◆ Dataset rows describing interfaces
+ + + + + + +
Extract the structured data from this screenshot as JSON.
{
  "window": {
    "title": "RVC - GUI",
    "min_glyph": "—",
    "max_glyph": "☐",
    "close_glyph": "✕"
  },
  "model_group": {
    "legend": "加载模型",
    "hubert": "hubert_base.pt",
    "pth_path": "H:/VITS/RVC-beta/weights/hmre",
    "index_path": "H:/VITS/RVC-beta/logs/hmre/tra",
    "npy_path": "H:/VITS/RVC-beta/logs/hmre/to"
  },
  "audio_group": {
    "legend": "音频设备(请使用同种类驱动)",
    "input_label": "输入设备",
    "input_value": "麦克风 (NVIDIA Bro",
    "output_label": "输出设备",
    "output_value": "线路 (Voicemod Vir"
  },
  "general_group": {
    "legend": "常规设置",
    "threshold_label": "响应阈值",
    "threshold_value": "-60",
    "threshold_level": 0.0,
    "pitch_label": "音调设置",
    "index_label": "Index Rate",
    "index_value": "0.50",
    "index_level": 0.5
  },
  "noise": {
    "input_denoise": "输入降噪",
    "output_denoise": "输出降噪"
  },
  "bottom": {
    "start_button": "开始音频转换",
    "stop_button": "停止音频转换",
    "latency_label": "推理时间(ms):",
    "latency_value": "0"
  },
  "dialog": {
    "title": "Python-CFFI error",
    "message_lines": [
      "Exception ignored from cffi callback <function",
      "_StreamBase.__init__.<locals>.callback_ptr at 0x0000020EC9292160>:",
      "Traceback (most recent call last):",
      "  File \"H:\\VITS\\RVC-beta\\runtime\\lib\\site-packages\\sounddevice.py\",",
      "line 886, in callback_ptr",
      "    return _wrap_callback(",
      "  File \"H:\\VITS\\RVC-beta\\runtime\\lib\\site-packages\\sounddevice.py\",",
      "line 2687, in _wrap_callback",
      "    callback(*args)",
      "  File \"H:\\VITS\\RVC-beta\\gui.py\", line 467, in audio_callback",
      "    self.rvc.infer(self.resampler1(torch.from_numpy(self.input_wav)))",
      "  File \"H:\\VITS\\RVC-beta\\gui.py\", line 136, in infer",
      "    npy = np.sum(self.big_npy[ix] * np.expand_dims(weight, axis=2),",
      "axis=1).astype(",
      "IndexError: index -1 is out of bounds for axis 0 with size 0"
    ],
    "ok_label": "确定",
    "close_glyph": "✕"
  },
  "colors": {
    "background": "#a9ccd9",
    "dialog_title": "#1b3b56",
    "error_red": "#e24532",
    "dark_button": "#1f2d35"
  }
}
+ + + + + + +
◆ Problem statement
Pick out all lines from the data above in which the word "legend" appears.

◆ Answer to this exercise
    "legend": "加载模型",
    "legend": "音频设备(请使用同种类驱动)",
    "legend": "常规设置",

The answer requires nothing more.